The Clayton Crescent made headlines for its 2020 election coverage. Without funding, it’s days away from shutting down.
Last November, Robin Kemp’s scrappy Clayton County news outlet made worldwide headlines for its local coverage of the dramatic 2020 presidential election. But a year later, due to a lack of funding, the nonprofit is in danger of shutting down.
AJC legend Jim Galloway and AJC chief political reporter Greg Bluestein on national political superstars, the state's shift to purple, and why "Georgia is the nexus now."
In the past 48 hours, there have been something like 1,854,865,732 tweets about what's happening with the vote in Georgia. Not all of them have been . . . accurate. So we've collected 20 tweets from 20 Georgia-based journalists who have helped all of us process the mania of the past two days.

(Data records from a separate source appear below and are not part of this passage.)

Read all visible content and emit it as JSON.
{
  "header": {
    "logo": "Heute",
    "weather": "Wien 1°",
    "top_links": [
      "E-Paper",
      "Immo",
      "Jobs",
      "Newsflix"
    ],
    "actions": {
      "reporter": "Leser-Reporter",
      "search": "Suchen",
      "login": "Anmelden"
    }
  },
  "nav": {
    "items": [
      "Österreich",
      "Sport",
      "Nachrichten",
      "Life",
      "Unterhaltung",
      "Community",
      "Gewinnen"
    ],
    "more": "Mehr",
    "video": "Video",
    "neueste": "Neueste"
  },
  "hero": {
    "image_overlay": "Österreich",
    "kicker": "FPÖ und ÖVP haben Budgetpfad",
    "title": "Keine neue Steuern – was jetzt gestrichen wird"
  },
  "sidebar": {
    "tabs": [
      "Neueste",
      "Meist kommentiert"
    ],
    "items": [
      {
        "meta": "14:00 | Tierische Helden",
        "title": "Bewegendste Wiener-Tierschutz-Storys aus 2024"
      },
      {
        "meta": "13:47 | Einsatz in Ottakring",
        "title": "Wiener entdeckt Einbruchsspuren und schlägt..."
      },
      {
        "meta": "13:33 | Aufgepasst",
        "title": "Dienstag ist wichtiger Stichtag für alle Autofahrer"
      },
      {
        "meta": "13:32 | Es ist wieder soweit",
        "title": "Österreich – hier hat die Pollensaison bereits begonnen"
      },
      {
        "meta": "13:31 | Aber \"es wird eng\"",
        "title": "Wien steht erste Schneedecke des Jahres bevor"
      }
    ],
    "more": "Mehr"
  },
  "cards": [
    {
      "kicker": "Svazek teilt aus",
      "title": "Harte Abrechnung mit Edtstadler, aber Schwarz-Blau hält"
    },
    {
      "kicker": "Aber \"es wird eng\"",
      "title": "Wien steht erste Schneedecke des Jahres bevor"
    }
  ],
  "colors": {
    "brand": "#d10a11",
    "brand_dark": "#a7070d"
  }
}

The producers of Pop-Up Magazine refuse to tape these live, multimedia extravaganzas. You literally have to be there, which is why the series routinely sells out venues across the country from Lincoln Theatre in D.C. to San Francisco’s Davies Symphony Hall.
Journalist Nikole Hannah-Jones: “I want everyone to read [the 1619 Project] because it’s the American story”
The 1619 Project, published last summer in the New York Times Magazine, is a groundbreaking look at the modern legacy of slavery. Former Atlanta resident and award-winning journalist Nikole Hannah-Jones spoke at Morehouse College last week about the project and its impact.
There are ironies within ironies at work within and around Clint Eastwood’s film, Richard Jewell. For one thing, the movie, which at times reduces journalists to odious caricatures, is itself based on two pieces of remarkable journalism.
Portraying Mister Rogers, a jaunty Tom Hanks tosses a loafer in the air. That’s the image featured in ads for A Beautiful Day in the Neighborhood. But the movie isn't about Mister Rogers. It’s about Lloyd Vogel, a fictionalized character based on Atlanta writer Tom Junod.